### Work instructions
What you return must match every record word for word.

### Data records
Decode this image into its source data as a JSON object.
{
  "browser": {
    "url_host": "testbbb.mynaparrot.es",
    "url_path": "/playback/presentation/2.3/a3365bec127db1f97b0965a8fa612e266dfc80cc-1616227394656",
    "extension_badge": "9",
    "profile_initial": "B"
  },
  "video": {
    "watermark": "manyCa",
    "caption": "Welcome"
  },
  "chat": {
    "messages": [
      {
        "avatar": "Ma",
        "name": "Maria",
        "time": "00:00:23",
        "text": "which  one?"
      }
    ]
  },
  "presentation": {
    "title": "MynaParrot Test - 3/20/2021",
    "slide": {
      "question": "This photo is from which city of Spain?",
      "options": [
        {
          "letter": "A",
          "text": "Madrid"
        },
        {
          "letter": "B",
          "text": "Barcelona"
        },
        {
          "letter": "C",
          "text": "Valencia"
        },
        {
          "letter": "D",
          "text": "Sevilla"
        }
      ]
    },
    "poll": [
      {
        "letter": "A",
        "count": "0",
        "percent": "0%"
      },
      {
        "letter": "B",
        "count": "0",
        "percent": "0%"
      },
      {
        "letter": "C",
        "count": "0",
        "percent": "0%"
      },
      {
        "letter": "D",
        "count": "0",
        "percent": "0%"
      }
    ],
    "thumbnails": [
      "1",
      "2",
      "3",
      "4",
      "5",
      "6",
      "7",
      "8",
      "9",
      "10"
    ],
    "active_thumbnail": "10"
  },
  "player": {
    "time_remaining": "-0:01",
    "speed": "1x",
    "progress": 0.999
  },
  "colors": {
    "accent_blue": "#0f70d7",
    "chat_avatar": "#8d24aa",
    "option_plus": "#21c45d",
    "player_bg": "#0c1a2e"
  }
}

### Response to this task
Decode this image into its source data as a JSON object.
{
  "browser": {
    "url_host": "testbbb.mynaparrot.es",
    "url_path": "/playback/presentation/2.3/a3365bec127db1f97b0965a8fa612e266dfc80cc-1616227394656",
    "extension_badge": "9",
    "profile_initial": "B"
  },
  "video": {
    "watermark": "manyCa",
    "caption": "Welcome"
  },
  "chat": {
    "messages": [
      {
        "avatar": "Ma",
        "name": "Maria",
        "time": "00:00:23",
        "text": "which  one?"
      }
    ]
  },
  "presentation": {
    "title": "MynaParrot Test - 3/20/2021",
    "slide": {
      "question": "This photo is from which city of Spain?",
      "options": [
        {
          "letter": "A",
          "text": "Madrid"
        },
        {
          "letter": "B",
          "text": "Barcelona"
        },
        {
          "letter": "C",
          "text": "Valencia"
        },
        {
          "letter": "D",
          "text": "Sevilla"
        }
      ]
    },
    "poll": [
      {
        "letter": "A",
        "count": "0",
        "percent": "0%"
      },
      {
        "letter": "B",
        "count": "0",
        "percent": "0%"
      },
      {
        "letter": "C",
        "count": "0",
        "percent": "0%"
      },
      {
        "letter": "D",
        "count": "0",
        "percent": "0%"
      }
    ],
    "thumbnails": [
      "1",
      "2",
      "3",
      "4",
      "5",
      "6",
      "7",
      "8",
      "9",
      "10"
    ],
    "active_thumbnail": "10"
  },
  "player": {
    "time_remaining": "-0:01",
    "speed": "1x",
    "progress": 0.999
  },
  "colors": {
    "accent_blue": "#0f70d7",
    "chat_avatar": "#8d24aa",
    "option_plus": "#21c45d",
    "player_bg": "#0c1a2e"
  }
}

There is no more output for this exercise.